Also, failing to respond to users who follow you is considered rude Twetiquette. (Note: I always thought it was Twittiquette, but according to the Twictionary, "Twittiquette" is Twetiquette for idiots.)
As you become familiar with the site and add relevant content, your number of followers grows, which is positive because followers are seen as a measure of your credibility. Basically, it's an informal stamp of approval from the Twitterverse. However, unless you're running a corporate account, are a Hollywood star, or are lucky enough to have help, personal interaction with a large following is a full-time job. This defeats the idea of meaningful connections.
Many Tweeps are under the mistaken impression that once someone follows them, it's mandatory to follow them back. It's not, nor is it improper to stop following or "unfollow" a user who is offensive, effusive, or blows up your Twitter page by tweeting endlessly. There are Tweeters who follow upwards of 20,000 people, which is ridiculous to me. If they each sent four tweets daily, you'd receive 80,000 tweets daily or one message every 1.08 seconds.
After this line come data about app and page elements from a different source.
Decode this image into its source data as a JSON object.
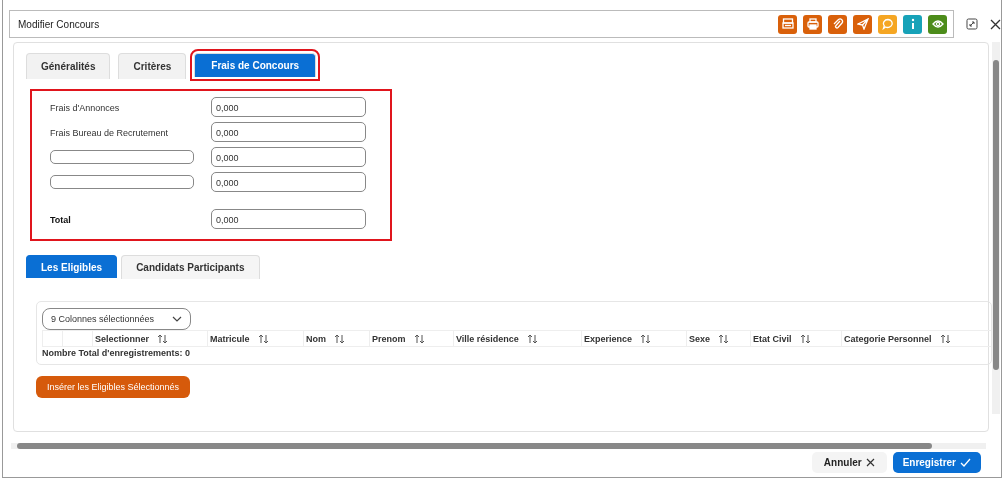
{
  "window": {
    "title": "Modifier Concours"
  },
  "toolbar": [
    {
      "kind": "print-card",
      "color": "#d9600a"
    },
    {
      "kind": "print",
      "color": "#d9600a"
    },
    {
      "kind": "clip",
      "color": "#d9600a"
    },
    {
      "kind": "send",
      "color": "#d9600a"
    },
    {
      "kind": "chat",
      "color": "#f5a623"
    },
    {
      "kind": "info",
      "color": "#17a2b8"
    },
    {
      "kind": "eye",
      "color": "#4c8c1a"
    }
  ],
  "tabs": [
    {
      "label": "Généralités",
      "selected": false,
      "highlighted": false
    },
    {
      "label": "Critères",
      "selected": false,
      "highlighted": false
    },
    {
      "label": "Frais de Concours",
      "selected": true,
      "highlighted": true
    }
  ],
  "fees": {
    "highlighted": true,
    "rows": [
      {
        "kind": "label",
        "label": "Frais d'Annonces",
        "value": "0,000"
      },
      {
        "kind": "label",
        "label": "Frais Bureau de Recrutement",
        "value": "0,000"
      },
      {
        "kind": "input",
        "value": "0,000"
      },
      {
        "kind": "input",
        "value": "0,000"
      },
      {
        "kind": "total",
        "label": "Total",
        "value": "0,000"
      }
    ]
  },
  "subtabs": [
    {
      "label": "Les Eligibles",
      "selected": true
    },
    {
      "label": "Candidats Participants",
      "selected": false
    }
  ],
  "table": {
    "column_picker": "9 Colonnes sélectionnées",
    "columns": [
      "Selectionner",
      "Matricule",
      "Nom",
      "Prenom",
      "Ville résidence",
      "Experience",
      "Sexe",
      "Etat Civil",
      "Categorie Personnel"
    ],
    "footer": "Nombre Total d'enregistrements: 0"
  },
  "insert_button": "Insérer les Eligibles Sélectionnés",
  "buttons": [
    {
      "kind": "cancel",
      "label": "Annuler"
    },
    {
      "kind": "save",
      "label": "Enregistrer"
    }
  ]
}
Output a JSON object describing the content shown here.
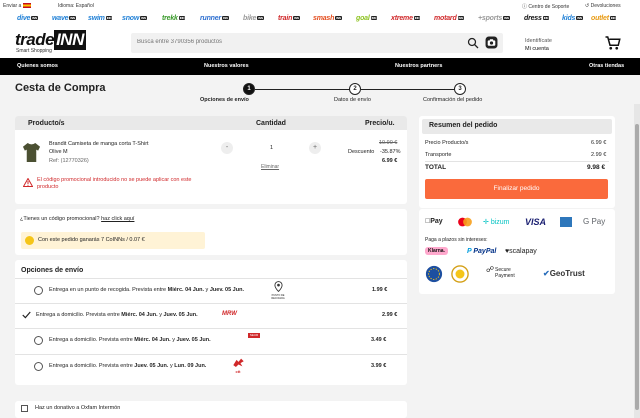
{
  "topbar": {
    "ship_to": "Enviar a",
    "language": "Idioma: Español",
    "support": "Centro de Soporte",
    "returns": "Devoluciones"
  },
  "stores": [
    {
      "name": "dive",
      "color": "#1e7fd6"
    },
    {
      "name": "wave",
      "color": "#1e7fd6"
    },
    {
      "name": "swim",
      "color": "#1e7fd6"
    },
    {
      "name": "snow",
      "color": "#1e7fd6"
    },
    {
      "name": "trekk",
      "color": "#3a9a2b"
    },
    {
      "name": "runner",
      "color": "#2d6fd0"
    },
    {
      "name": "bike",
      "color": "#999999"
    },
    {
      "name": "train",
      "color": "#d0282a"
    },
    {
      "name": "smash",
      "color": "#e44d1e"
    },
    {
      "name": "goal",
      "color": "#8cc21f"
    },
    {
      "name": "xtreme",
      "color": "#d0282a"
    },
    {
      "name": "motard",
      "color": "#d0282a"
    },
    {
      "name": "+sports",
      "color": "#999999"
    },
    {
      "name": "dress",
      "color": "#111111"
    },
    {
      "name": "kids",
      "color": "#1e7fd6"
    },
    {
      "name": "outlet",
      "color": "#e89a12"
    }
  ],
  "store_tag": "INN",
  "header": {
    "logo_main": "trade",
    "logo_box": "INN",
    "logo_sub": "Smart Shopping",
    "search_placeholder": "Busca entre 3790356 productos",
    "account_line1": "Identifícate",
    "account_line2": "Mi cuenta"
  },
  "nav": [
    "Quienes somos",
    "Nuestros valores",
    "Nuestros partners",
    "Otras tiendas"
  ],
  "page_title": "Cesta de Compra",
  "steps": [
    {
      "num": "1",
      "label": "Opciones de envío"
    },
    {
      "num": "2",
      "label": "Datos de envío"
    },
    {
      "num": "3",
      "label": "Confirmación del pedido"
    }
  ],
  "cart": {
    "col_product": "Producto/s",
    "col_qty": "Cantidad",
    "col_price": "Precio/u.",
    "item": {
      "name": "Brandit Camiseta de manga corta T-Shirt",
      "variant": "Olive M",
      "ref": "Ref: (12770326)",
      "qty": "1",
      "remove": "Eliminar",
      "old_price": "10.90 €",
      "discount_label": "Descuento",
      "discount": "-35.87%",
      "price": "6.99 €"
    },
    "promo_error": "El código promocional introducido no se puede aplicar con este producto",
    "minus": "-",
    "plus": "+"
  },
  "promo": {
    "question": "¿Tienes un código promocional?",
    "link": "haz click aquí",
    "coins": "Con este pedido ganarás 7 CoINNs / 0.07 €"
  },
  "shipping": {
    "title": "Opciones de envío",
    "options": [
      {
        "text_pre": "Entrega en un punto de recogida. Prevista entre ",
        "d1": "Miérc. 04 Jun.",
        "mid": " y ",
        "d2": "Juev. 05 Jun.",
        "carrier": "PUNTO DE RECOGIDA",
        "price": "1.99 €",
        "selected": false
      },
      {
        "text_pre": "Entrega a domicilio. Prevista entre ",
        "d1": "Miérc. 04 Jun.",
        "mid": " y ",
        "d2": "Juev. 05 Jun.",
        "carrier": "MRW",
        "price": "2.99 €",
        "selected": true
      },
      {
        "text_pre": "Entrega a domicilio. Prevista entre ",
        "d1": "Miérc. 04 Jun.",
        "mid": " y ",
        "d2": "Juev. 05 Jun.",
        "carrier": "SEUR",
        "price": "3.49 €",
        "selected": false
      },
      {
        "text_pre": "Entrega a domicilio. Prevista entre ",
        "d1": "Juev. 05 Jun.",
        "mid": " y ",
        "d2": "Lun. 09 Jun.",
        "carrier": "ctt",
        "price": "3.99 €",
        "selected": false
      }
    ],
    "gift_label": "Haz un donativo a Oxfam Intermón"
  },
  "summary": {
    "title": "Resumen del pedido",
    "products_label": "Precio Producto/s",
    "products_value": "6.99 €",
    "shipping_label": "Transporte",
    "shipping_value": "2.99 €",
    "total_label": "TOTAL",
    "total_value": "9.98 €",
    "finalize": "Finalizar pedido",
    "installments": "Paga a plazos sin intereses:",
    "pay_methods": [
      "Pay",
      "bizum",
      "VISA",
      "G Pay"
    ],
    "bnpl": [
      "Klarna.",
      "PayPal",
      "scalapay"
    ],
    "trust": [
      "Secure Payment",
      "GeoTrust"
    ]
  },
  "colors": {
    "accent": "#fa6a3c",
    "error": "#d0282a",
    "coin_bg": "#fff3d6"
  }
}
In actuality, Tweeps don't send that much traffic as a whole in comparison to the total number of users. According to Hubspot's State of the Twittersphere (June 2009), the average user sends less than one tweet per day.
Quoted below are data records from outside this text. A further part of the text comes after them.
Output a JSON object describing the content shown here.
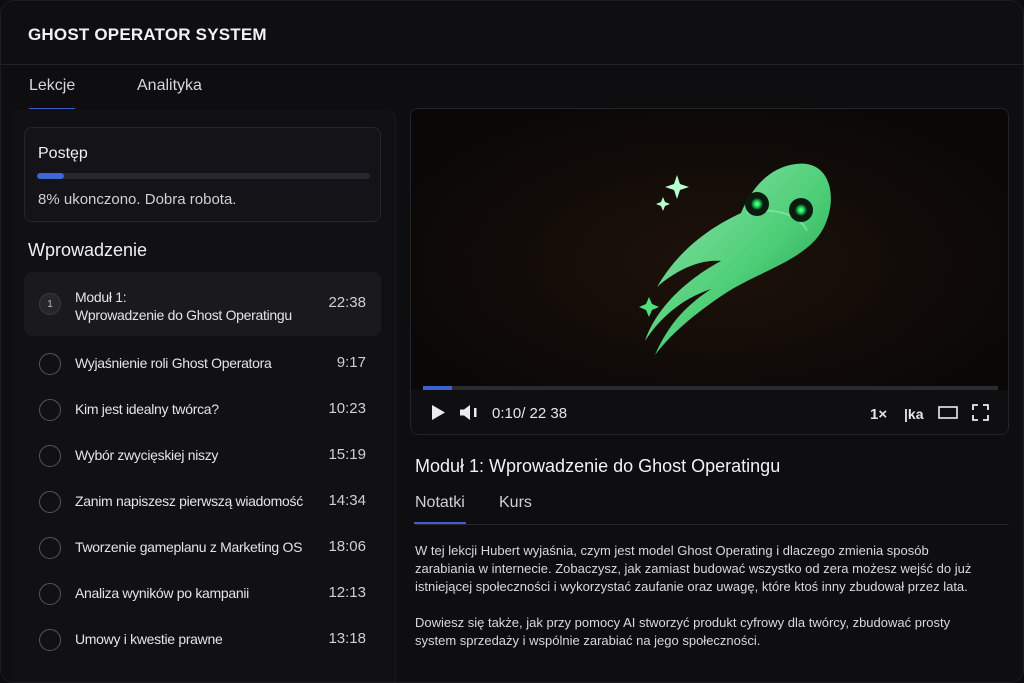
{
  "app": {
    "title": "GHOST OPERATOR SYSTEM"
  },
  "main_tabs": [
    {
      "label": "Lekcje",
      "active": true
    },
    {
      "label": "Analityka",
      "active": false
    }
  ],
  "progress": {
    "title": "Postęp",
    "percent": 8,
    "text": "8% ukonczono. Dobra robota."
  },
  "section": {
    "title": "Wprowadzenie"
  },
  "lessons": [
    {
      "number": "1",
      "title": "Moduł 1:\nWprowadzenie do Ghost Operatingu",
      "duration": "22:38",
      "active": true
    },
    {
      "title": "Wyjaśnienie roli Ghost Operatora",
      "duration": "9:17"
    },
    {
      "title": "Kim jest idealny twórca?",
      "duration": "10:23"
    },
    {
      "title": "Wybór zwycięskiej niszy",
      "duration": "15:19"
    },
    {
      "title": "Zanim napiszesz pierwszą wiadomość",
      "duration": "14:34"
    },
    {
      "title": "Tworzenie gameplanu z Marketing OS",
      "duration": "18:06"
    },
    {
      "title": "Analiza wyników po kampanii",
      "duration": "12:13"
    },
    {
      "title": "Umowy i kwestie prawne",
      "duration": "13:18"
    }
  ],
  "player": {
    "time": "0:10/ 22 38",
    "speed": "1×",
    "captions_label": "|ka",
    "played_fraction": 0.05
  },
  "lesson_detail": {
    "heading": "Moduł 1: Wprowadzenie do Ghost Operatingu",
    "tabs": [
      {
        "label": "Notatki",
        "active": true
      },
      {
        "label": "Kurs",
        "active": false
      }
    ],
    "notes": [
      "W tej lekcji Hubert wyjaśnia, czym jest model Ghost Operating i dlaczego zmienia sposób zarabiania w internecie. Zobaczysz, jak zamiast budować wszystko od zera możesz wejść do już istniejącej społeczności i wykorzystać zaufanie oraz uwagę, które ktoś inny zbudował przez lata.",
      "Dowiesz się także, jak przy pomocy AI stworzyć produkt cyfrowy dla twórcy, zbudować prosty system sprzedaży i wspólnie zarabiać na jego społeczności."
    ]
  },
  "colors": {
    "accent": "#3f67d4",
    "ghost": "#5ee88a",
    "ghost_eye": "#19e05a"
  }
}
The total number of users is rumored to be around 19 million (Twitter has not released this information), but the attrition rate is 60 percent, leaving around 5 million active users. However, the HubSpot data does not take into account the fact that active users will follow other active users. Don't be offended, then, if you find that someone isn't following you anymore. It happens everyday to every user.
The whole idea is "meaningful interaction," and if you're not gaining anything from a fellow user, drop them. However, a "mass unfollowing" of everyone isn't recommended but is becoming marginally accepted when necessary. Known as "Twitter Bankruptcy," it's the point where a user becomes so overwhelmed with spam, robots, auto-tweets, and other senseless information that Twitter becomes meaningless.
Know The Network reported the first such instance in February of 2009: "Loic Le Meur, a high-profile geek and founder of Seesmic, took drastic action yesterday and unfollowed 23,000 Twitter users via an unfollow script. He simply became overwhelmed with the spam, robots, and noise, so he decided to unfollow everyone and reboot his twitter stream."
Realistically, most of us won't reach this point. However, if you believe that you're destined to become Twitterati, or an elite user, it's a good idea to establish a "Twitter Follow Policy," enabling fellow users to understand why you can't possibly follow everyone.
Roland Smith, founder of the site Technology Matters, clearly outlines his policy: "I do not automatically follow people who follow me," he notes. "I first want to know a little about you before I will follow you. If your Twitter profile does not have a location and does not point to a public profile, I probably will not follow you. With very few exceptions, I do not follow non-humans (candidates, brands, causes, or company names)."
Another good example can be found on Shel Israel's blog. If you do want to dump all of your followers and start fresh, Huiter Mutually will help you get started.
Remember, Twitter is not Facebook. The majority of your communication is with people you've never met in person.
Keep in mind that Twitter's core users are a community. Don't tweet crap; send interesting content and relevant links.
Don't Direct Message (DM) users you've never contacted. If you read an interesting tweet, retweeting it to your followers is considered a compliment.
Tweet on a regular basis to maintain a presence. While there's no formula or benchmark for the number of tweets to send on a daily basis, don't pile on. Twitterati (the site) suggests the magic number is between 10 and 20 tweets a day.
Make sure to recognize those who follow you with a thank-you note.
Overall, be courteous, kind, and thoughtful -- just like in real life.